How many lines of the listing below hold the word "endl"? Answer with the number alone.

= Beginning of Section =

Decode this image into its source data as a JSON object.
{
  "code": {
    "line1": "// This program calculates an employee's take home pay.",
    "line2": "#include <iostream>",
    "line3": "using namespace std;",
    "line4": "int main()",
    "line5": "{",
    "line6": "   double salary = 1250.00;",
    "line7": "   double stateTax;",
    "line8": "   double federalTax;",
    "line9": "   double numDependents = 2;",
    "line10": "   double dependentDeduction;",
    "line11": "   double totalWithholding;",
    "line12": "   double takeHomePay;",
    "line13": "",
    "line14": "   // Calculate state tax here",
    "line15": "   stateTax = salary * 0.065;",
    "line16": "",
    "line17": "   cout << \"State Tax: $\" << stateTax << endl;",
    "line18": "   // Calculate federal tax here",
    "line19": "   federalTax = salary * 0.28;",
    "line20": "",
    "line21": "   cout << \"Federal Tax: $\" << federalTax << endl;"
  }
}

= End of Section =

FINAL ANSWER – 2